M.E. Finnigan, for plaintiff.
Watson Kristeller, for defendant Bird.
Archibald R. Watson, corporation counsel, for City of New York.
The newly discovered evidence upon which this motion for a new trial is made consists of the proceedings to open Marion street and Hopkins avenue instituted in 1869 and 1872, respectively. In these proceedings it was determined that the ownership of that portion of the cut-off taken for street purposes was the property of the Brooklyn and Jamaica Turnpike Company. It is claimed that this determination in the street opening proceedings is res adjudicata as to owners of property in the cut-off not taken for street purposes.
The street opening proceedings were taken pursuant to the charter of the city of Brooklyn (Laws of 1854, chap. 384, as amd.), which required the commissioners in their report to give the names of the persons interested in the property taken and the amount to be assessed. The plaintiff asserts that under this charter the commissioners were to determine all questions of title and that their report was final as to all parties having actual or constructive notice of the proceeding. I agree in so far as the report of the commissioners upon title would be conclusive as against the city, but I doubt whether it would be conclusive as between different claimants. The purpose of condemnation proceedings is to procure land as speedily and readily as possible for public improvements, and the chief requisites are that the purpose shall be a public need and that the property be not taken without just compensation. Consequently and according to the procedure in nearly all the states the proceeds, in case of a disputed claim of title, are deposited with some custodian to await subsequent litigation. Thus by chapter 86 of the Laws of 1813, section 184 (An act to reduce several laws relating particularly to the city of New York into one act), it was provided that, where an award was paid to a party in the proceeding not entitled thereto, another party rightfully claiming it could maintain an action against the person receiving the award to recover the amount so wrongfully paid. This has remained the law of the city of New York ever since, and is at present found in the Greater New York Charter. § 1441.
Under such a provision the report of the commissioners as to title could not be considered res adjudicata as to the rightful claimant, but would be as to the city. No claim thereafter, of course, could be made against the city; it would be protected in paying the award in accordance with the report of the commissioners. DePeyster v. Mali, 92 N.Y. 262; Matter of Corporation Counsel, 42 A.D. 198; Matter of Commissioner of Public Works, 135 id. 561; N.Y.C. H.R.R.R. Co. v. Mathews, 144 id. 732.

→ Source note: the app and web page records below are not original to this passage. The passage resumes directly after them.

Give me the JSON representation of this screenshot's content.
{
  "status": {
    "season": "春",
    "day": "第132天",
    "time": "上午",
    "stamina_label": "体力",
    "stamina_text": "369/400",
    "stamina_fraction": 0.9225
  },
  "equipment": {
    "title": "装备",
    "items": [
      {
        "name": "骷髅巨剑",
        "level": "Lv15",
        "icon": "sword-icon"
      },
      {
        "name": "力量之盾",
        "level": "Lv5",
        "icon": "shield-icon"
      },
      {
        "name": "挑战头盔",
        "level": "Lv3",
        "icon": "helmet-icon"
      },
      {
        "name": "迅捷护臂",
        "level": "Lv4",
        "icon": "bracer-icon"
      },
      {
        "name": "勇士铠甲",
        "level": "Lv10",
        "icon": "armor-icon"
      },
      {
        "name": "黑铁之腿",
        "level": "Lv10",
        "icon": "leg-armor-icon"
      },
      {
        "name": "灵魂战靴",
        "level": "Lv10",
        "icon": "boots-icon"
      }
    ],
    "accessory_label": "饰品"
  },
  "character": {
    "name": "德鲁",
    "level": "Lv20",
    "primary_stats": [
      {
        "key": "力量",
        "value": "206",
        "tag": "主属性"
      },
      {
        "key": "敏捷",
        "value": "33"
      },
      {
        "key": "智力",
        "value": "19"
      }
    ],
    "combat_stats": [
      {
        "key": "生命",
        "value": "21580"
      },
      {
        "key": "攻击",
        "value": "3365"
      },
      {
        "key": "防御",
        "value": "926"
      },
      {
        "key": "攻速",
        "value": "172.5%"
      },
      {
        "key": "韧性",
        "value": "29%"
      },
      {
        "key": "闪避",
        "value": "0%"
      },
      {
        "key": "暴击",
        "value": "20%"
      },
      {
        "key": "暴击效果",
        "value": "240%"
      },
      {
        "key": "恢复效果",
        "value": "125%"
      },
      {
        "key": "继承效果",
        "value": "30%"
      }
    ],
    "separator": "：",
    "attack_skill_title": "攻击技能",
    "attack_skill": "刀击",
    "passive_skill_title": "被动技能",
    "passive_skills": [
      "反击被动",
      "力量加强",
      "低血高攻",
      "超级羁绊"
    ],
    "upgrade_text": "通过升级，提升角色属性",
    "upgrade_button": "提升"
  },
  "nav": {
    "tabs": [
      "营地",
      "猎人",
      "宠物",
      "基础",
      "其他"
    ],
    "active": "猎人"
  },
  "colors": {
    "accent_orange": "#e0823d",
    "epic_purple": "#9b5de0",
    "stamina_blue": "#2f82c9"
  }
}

No such provision as is found in the charter of the city of New York was contained in the charter of the city of Brooklyn, and the question arises whether or not a like action for money had and received could not even then be maintained by a rightful claimant against the person wrongfully receiving the award; in other words, if in condemnation proceedings under the charter of the city of Brooklyn the commissioners reported the title in A. and A. received the amount of the award, could B., the rightful owner, sue A. to recover the amount in an action for money had and received? It is conceded that B. would have no action against the city, but I believe that B. could maintain such an action against A. The purposes of the condemnation proceedings are not to establish title of disputing claimants, but to procure the property for the city for public purposes, paying the apparent owner the compensation awarded, without further liability but without barring an action by the rightful owner against the person receiving the award. Tamm v. Kellogg, 49 Mo. 118; Matter of William Street, 19 Wend. 678-688; Embury v. Connor, 3 N.Y. 511; O'Hare v. Chicago M. N.R.R. Co., 139 Ill. 151; Spring Valley Water Works v. San Francisco, 22 Cal. 434; Lewis Em. Dom., §§ 635, 659, 894, and cases cited.
My conclusion, therefore, is that the proceedings opening Marion street and Hopkins avenue were conclusive as to the city of Brooklyn, but were not res adjudicata as to the rightful owner in an action brought against the railroad receiving the award.
But, assuming that under the charter of the city of Brooklyn the proceedings would be res adjudicata and a bar in a subsequent action brought by the rightful claimant against the railroad receiving the award, this would only apply to the real estate taken, which would be the property lying within Marion street and Hopkins avenue. The property involved in this suit is between streets and not in the street and, therefore, would not be affected by the street opening proceedings; neither would the fact that the lands in this litigation and between streets were assessed in the name of the railroad company for the cost of the street opening proceedings be res adjudicata, as an assessment is made upon the land and not against the owner, and title is of little consequence. In fact, section 15 of chapter 384 of the Laws of 1854 as amended by chapter 63 of the Laws of 1862 required the commissioners of estimate to give the names of the owners or occupants of the lands assessed for improvements.
If a new trial were granted in this case the introduction of the street opening proceedings above mentioned could not, for the reasons stated, change the result, and, therefore, the motion for a new trial upon the discovery of this alleged new evidence must be denied.
Denial of the motion would also be justified upon the ground that, in a case where the title was so thoroughly investigated and briefed before submission to the court, the subsequent idea or thought that street opening proceedings might affect the question does not bring such proceedings within the class of newly discovered evidence warranting a new trial.
Motion for a new trial denied, without costs.